Scan the entries below for the word "curve". Copy out every line in which it occurs.

Stored items from a collection
┄┄┄┄┄┄
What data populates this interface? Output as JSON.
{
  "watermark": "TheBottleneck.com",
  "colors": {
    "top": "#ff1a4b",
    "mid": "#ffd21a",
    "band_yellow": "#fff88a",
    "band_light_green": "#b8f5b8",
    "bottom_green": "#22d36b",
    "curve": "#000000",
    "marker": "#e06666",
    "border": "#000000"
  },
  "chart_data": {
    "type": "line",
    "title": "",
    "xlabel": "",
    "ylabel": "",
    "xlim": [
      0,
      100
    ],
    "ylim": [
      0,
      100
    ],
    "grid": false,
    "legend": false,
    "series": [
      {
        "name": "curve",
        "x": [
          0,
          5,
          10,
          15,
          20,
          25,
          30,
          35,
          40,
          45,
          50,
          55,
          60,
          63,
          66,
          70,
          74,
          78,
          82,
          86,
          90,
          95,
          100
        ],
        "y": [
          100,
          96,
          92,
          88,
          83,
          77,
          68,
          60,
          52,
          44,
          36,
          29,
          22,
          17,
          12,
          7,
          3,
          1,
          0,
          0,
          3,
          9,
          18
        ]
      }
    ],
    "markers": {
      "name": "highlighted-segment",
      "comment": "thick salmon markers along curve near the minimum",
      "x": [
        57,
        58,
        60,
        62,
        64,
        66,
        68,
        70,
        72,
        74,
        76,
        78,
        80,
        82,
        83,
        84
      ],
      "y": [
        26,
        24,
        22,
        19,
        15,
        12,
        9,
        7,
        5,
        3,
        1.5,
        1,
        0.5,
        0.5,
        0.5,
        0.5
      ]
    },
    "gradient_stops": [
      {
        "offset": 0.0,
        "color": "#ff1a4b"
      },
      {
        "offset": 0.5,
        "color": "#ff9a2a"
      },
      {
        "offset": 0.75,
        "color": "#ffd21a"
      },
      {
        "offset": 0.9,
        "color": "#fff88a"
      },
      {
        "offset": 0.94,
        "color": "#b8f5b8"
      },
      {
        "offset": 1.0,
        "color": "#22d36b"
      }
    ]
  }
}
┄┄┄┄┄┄
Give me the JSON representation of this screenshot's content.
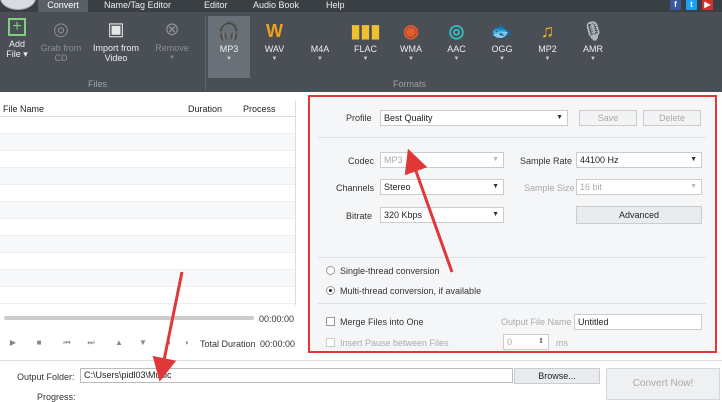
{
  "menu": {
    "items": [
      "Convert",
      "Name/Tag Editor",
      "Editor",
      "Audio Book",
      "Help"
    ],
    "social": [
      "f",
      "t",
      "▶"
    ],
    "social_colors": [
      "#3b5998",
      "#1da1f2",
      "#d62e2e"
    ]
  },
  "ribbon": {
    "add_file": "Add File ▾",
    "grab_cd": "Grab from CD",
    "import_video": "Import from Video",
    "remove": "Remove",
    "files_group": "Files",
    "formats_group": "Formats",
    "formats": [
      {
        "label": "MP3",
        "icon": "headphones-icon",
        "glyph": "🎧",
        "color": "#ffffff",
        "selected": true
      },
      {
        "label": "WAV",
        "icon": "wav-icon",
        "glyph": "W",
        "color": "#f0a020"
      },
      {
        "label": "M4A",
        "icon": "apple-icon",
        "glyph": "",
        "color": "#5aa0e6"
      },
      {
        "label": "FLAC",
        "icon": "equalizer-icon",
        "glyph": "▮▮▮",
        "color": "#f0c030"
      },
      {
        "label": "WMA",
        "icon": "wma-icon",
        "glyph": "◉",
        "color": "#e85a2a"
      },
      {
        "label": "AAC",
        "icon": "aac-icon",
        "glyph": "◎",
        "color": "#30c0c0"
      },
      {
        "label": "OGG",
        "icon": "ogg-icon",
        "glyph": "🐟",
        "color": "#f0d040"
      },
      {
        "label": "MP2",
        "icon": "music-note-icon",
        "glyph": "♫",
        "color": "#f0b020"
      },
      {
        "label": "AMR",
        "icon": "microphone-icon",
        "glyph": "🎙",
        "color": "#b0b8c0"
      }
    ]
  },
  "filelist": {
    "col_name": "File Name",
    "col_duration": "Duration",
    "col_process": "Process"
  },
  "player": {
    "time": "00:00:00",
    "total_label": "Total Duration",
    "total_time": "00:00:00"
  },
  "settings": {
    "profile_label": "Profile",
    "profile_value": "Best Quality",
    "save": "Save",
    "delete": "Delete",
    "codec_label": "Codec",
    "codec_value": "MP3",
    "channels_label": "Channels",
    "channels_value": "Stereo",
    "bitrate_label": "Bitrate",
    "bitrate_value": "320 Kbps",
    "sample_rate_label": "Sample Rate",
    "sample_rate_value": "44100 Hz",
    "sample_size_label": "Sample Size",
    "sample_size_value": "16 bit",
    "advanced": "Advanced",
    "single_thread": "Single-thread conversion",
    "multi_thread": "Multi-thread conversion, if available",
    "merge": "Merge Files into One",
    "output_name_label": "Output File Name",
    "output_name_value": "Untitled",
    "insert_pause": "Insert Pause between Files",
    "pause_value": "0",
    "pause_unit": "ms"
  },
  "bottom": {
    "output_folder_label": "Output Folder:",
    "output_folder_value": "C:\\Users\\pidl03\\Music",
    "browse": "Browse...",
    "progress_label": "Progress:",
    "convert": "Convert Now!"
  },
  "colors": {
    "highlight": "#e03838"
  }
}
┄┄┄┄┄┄
RESPONSE TO THE TASK —
    "curve": "#000000",
        "name": "curve",
      "comment": "thick salmon markers along curve near the minimum",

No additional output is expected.